By the time we had finished our tea and conversation began to lag, I had made up my mind. I offered Jones the job. The guide would accept only if I chose to avoid the Black Hills and would be willing to travel to other safer locations in the territory. Jones guaranteed me I would not be disappointed. A description of Lake Yellowstone, the Wind River, and an area called Smoke Valley intrigued me so much that I was eager to dispense with any plans to visit the black Hills. There was one other item which decided my cooperation with Jones’s plans. Throughout our conversation, I observed that Jones behaved more like a female—the handling of cups and saucers, a certain delicacy of conduct when eating the cakes and drinking the tea, and a number of very subtle mannerisms that, in this wild western environment, perhaps only another delicately raised woman might recognize. What in the world was such a woman doing masquerading as a teamster? How had she come by the skills to, as is said in the west, ‘skin mules’ and earn the regard of men such as Mr. Hickock?
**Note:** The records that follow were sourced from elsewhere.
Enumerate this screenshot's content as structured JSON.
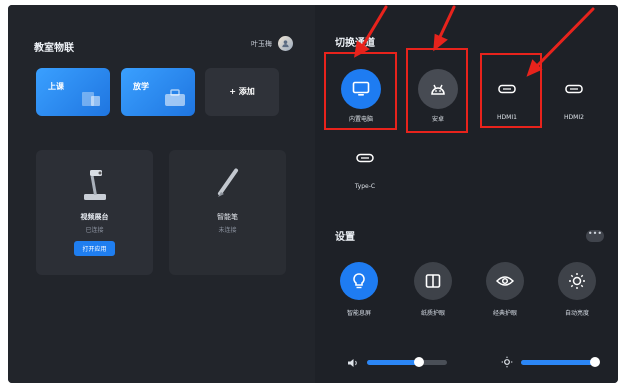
{
  "left_panel": {
    "title": "教室物联",
    "user_name": "叶玉梅",
    "mode_buttons": [
      {
        "label": "上课",
        "icon": "classroom-icon"
      },
      {
        "label": "放学",
        "icon": "briefcase-icon"
      },
      {
        "label": "+ 添加",
        "icon": "plus-icon"
      }
    ],
    "devices": [
      {
        "name": "视频展台",
        "status": "已连接",
        "action": "打开应用",
        "icon": "document-camera-icon"
      },
      {
        "name": "智能笔",
        "status": "未连接",
        "icon": "smart-pen-icon"
      }
    ]
  },
  "right_panel": {
    "source_title": "切换通道",
    "sources": [
      {
        "label": "内置电脑",
        "icon": "monitor-icon",
        "active": true
      },
      {
        "label": "安卓",
        "icon": "android-icon",
        "active": false
      },
      {
        "label": "HDMI1",
        "icon": "hdmi-port-icon",
        "active": false
      },
      {
        "label": "HDMI2",
        "icon": "hdmi-port-icon",
        "active": false
      },
      {
        "label": "Type-C",
        "icon": "usb-c-icon",
        "active": false
      }
    ],
    "settings_title": "设置",
    "more_label": "•••",
    "settings": [
      {
        "label": "智能息屏",
        "icon": "lightbulb-icon",
        "active": true
      },
      {
        "label": "纸质护眼",
        "icon": "book-icon",
        "active": false
      },
      {
        "label": "经典护眼",
        "icon": "eye-icon",
        "active": false
      },
      {
        "label": "自动亮度",
        "icon": "sun-icon",
        "active": false
      }
    ],
    "volume_level": 0.65,
    "brightness_level": 0.95
  },
  "annotations": {
    "highlight_color": "#e8231c",
    "arrow_color": "#e8231c"
  },
  "colors": {
    "accent": "#1e7cf2",
    "background": "#23262c"
  }
}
I had to know the answers to these questions and more. When I do, I shall write them down and if I obtain Jones’s permission will seek to publish the Legend of Skinner Jones. In the interim, I will be able to continue sending to the Tattler small tidbits detailing my adventures in Wyoming in the company of Skinner Jones.
About the Book
One Night’s Desire, Historical Western Romance (1870 Wyoming)
A WOMAN ON THE RUN ~ Rustlers, claim jumpers and fire, nothing will stop Kiera Alden from reuniting her family. But an accusation of murder threatens her dreams and sets Marshall Evrett Quinn on her trail. She may be able to escape prison bars and eventually prove her innocence, but she can’t escape Quinn’s love.
A LAWMAN IN HOT PURSUIT ~ Marshall Evrett Quinn is relentless in pursuit of law-breakers, and pretty Kiera Alden is no exception. Clever and courageous, she evades him until chance encounter turns the tables. Finally, he has this elusive desperado under arrest, but success is bittersweet when she captures his heart.
Buy Links for One Night’s Desire:
B & N–http://www.barnesandnoble.com/w/one-night-s-desire-rue-allyn/1115916242?ean=9781440567186
You can read an excerpt of One Night’s Desire here http://rueallyn.com/2c2ONDexcerpt.html.
About the Author
Rue Allyn is the award-winning author of Historical, Contemporary and erotic Romance. When not writing, Rue travels the world and surfs the internet in search of background material and inspiration for her next heart melting romance. She loves to hear from readers, and you may contact her at contact@RueAllyn.com. She can’t wait to hear from you.
I had a terrific time today providing some of my research on my current work in progress, tentatively titled The Legend of Skinner Jones. This book tells the story of Boyd Alavarez and Elise Van Demer, two secondary characters from One Night’s Desire ~ Wildfire Love Book 2. The action of the Skinner Jones story takes place a few years after that of One Night’s Desire. Here’s a little more information about that book.